## Task
Repeat each entry in full, exactly.

## Raw data
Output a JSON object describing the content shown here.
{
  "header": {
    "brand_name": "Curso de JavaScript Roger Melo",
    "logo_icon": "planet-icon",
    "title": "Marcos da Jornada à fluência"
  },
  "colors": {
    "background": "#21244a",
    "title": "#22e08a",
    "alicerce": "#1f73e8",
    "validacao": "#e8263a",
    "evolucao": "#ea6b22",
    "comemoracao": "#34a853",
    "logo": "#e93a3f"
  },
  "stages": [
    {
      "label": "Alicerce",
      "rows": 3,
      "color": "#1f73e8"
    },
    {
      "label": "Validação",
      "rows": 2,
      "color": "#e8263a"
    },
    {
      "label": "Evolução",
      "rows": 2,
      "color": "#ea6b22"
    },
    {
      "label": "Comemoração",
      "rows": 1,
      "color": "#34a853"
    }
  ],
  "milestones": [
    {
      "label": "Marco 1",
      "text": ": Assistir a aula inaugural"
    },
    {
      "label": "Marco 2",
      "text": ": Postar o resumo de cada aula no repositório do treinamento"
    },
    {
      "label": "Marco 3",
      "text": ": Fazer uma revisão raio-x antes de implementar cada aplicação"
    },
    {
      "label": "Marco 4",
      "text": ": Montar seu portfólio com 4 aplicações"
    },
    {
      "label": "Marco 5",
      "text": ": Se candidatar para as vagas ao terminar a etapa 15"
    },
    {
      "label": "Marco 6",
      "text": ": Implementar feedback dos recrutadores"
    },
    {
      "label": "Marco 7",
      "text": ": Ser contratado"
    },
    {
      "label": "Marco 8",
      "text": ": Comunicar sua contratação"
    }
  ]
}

## Answer to the problem
Output a JSON object describing the content shown here.
{
  "header": {
    "brand_name": "Curso de JavaScript Roger Melo",
    "logo_icon": "planet-icon",
    "title": "Marcos da Jornada à fluência"
  },
  "colors": {
    "background": "#21244a",
    "title": "#22e08a",
    "alicerce": "#1f73e8",
    "validacao": "#e8263a",
    "evolucao": "#ea6b22",
    "comemoracao": "#34a853",
    "logo": "#e93a3f"
  },
  "stages": [
    {
      "label": "Alicerce",
      "rows": 3,
      "color": "#1f73e8"
    },
    {
      "label": "Validação",
      "rows": 2,
      "color": "#e8263a"
    },
    {
      "label": "Evolução",
      "rows": 2,
      "color": "#ea6b22"
    },
    {
      "label": "Comemoração",
      "rows": 1,
      "color": "#34a853"
    }
  ],
  "milestones": [
    {
      "label": "Marco 1",
      "text": ": Assistir a aula inaugural"
    },
    {
      "label": "Marco 2",
      "text": ": Postar o resumo de cada aula no repositório do treinamento"
    },
    {
      "label": "Marco 3",
      "text": ": Fazer uma revisão raio-x antes de implementar cada aplicação"
    },
    {
      "label": "Marco 4",
      "text": ": Montar seu portfólio com 4 aplicações"
    },
    {
      "label": "Marco 5",
      "text": ": Se candidatar para as vagas ao terminar a etapa 15"
    },
    {
      "label": "Marco 6",
      "text": ": Implementar feedback dos recrutadores"
    },
    {
      "label": "Marco 7",
      "text": ": Ser contratado"
    },
    {
      "label": "Marco 8",
      "text": ": Comunicar sua contratação"
    }
  ]
}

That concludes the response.